(Website and app data records)
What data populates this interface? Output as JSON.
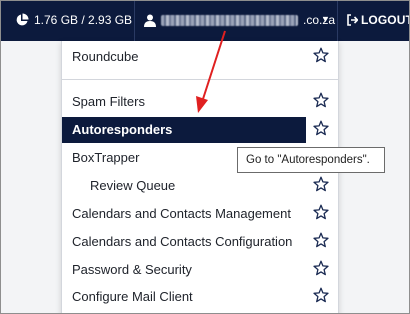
{
  "topbar": {
    "disk_usage": "1.76 GB / 2.93 GB",
    "user_domain": ".co.za",
    "logout_label": "LOGOUT"
  },
  "menu": {
    "items": [
      {
        "label": "Roundcube"
      },
      {
        "label": "Spam Filters"
      },
      {
        "label": "Autoresponders"
      },
      {
        "label": "BoxTrapper"
      },
      {
        "label": "Review Queue"
      },
      {
        "label": "Calendars and Contacts Management"
      },
      {
        "label": "Calendars and Contacts Configuration"
      },
      {
        "label": "Password & Security"
      },
      {
        "label": "Configure Mail Client"
      }
    ]
  },
  "tooltip": {
    "text": "Go to \"Autoresponders\"."
  },
  "colors": {
    "topbar": "#0c1a3d",
    "active_item": "#0c1a3d",
    "annotation_arrow": "#e02020"
  }
}
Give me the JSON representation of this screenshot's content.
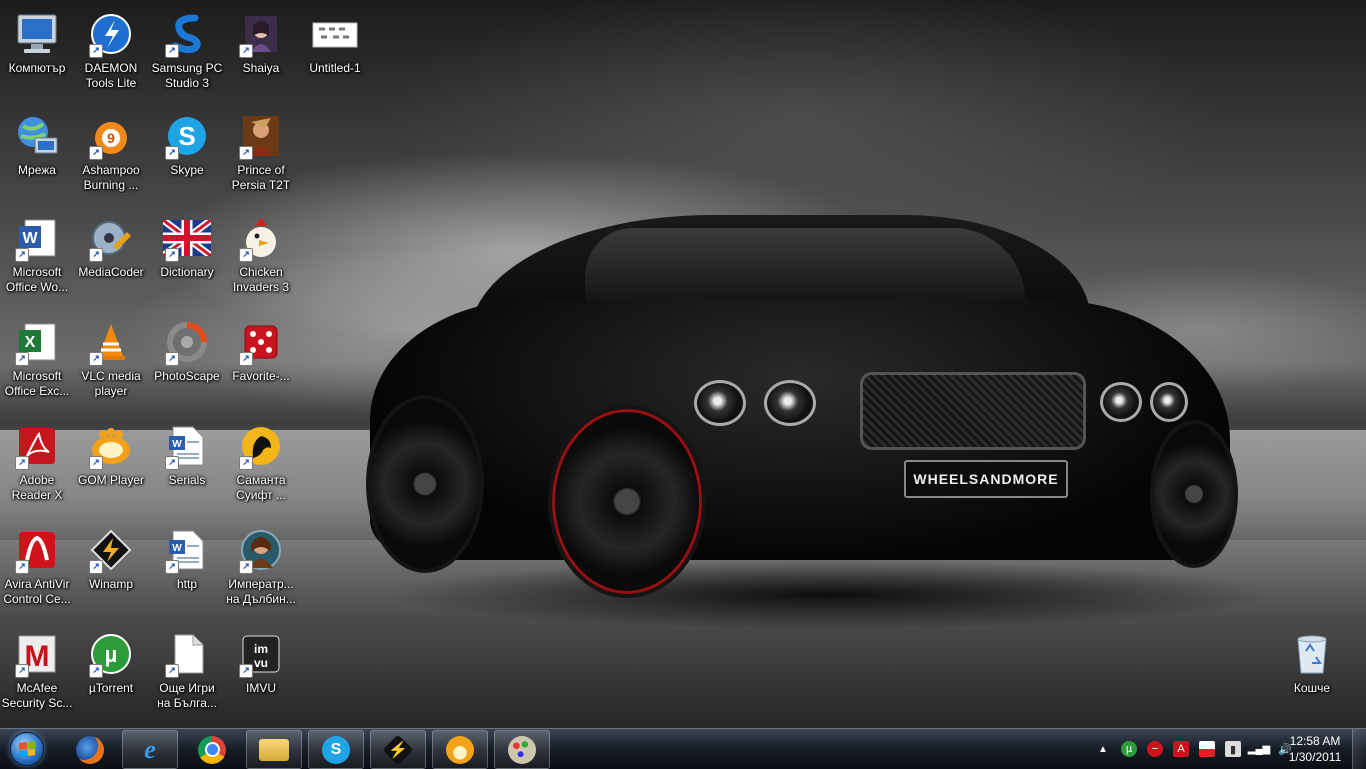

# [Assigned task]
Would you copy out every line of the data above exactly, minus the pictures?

# [Solution below]
What data populates this interface? Output as JSON.
{
  "topbar": {
    "disk_usage": "1.76 GB / 2.93 GB",
    "user_domain": ".co.za",
    "logout_label": "LOGOUT"
  },
  "menu": {
    "items": [
      {
        "label": "Roundcube"
      },
      {
        "label": "Spam Filters"
      },
      {
        "label": "Autoresponders"
      },
      {
        "label": "BoxTrapper"
      },
      {
        "label": "Review Queue"
      },
      {
        "label": "Calendars and Contacts Management"
      },
      {
        "label": "Calendars and Contacts Configuration"
      },
      {
        "label": "Password & Security"
      },
      {
        "label": "Configure Mail Client"
      }
    ]
  },
  "tooltip": {
    "text": "Go to \"Autoresponders\"."
  },
  "colors": {
    "topbar": "#0c1a3d",
    "active_item": "#0c1a3d",
    "annotation_arrow": "#e02020"
  }
}
Give me the JSON representation of this screenshot's content.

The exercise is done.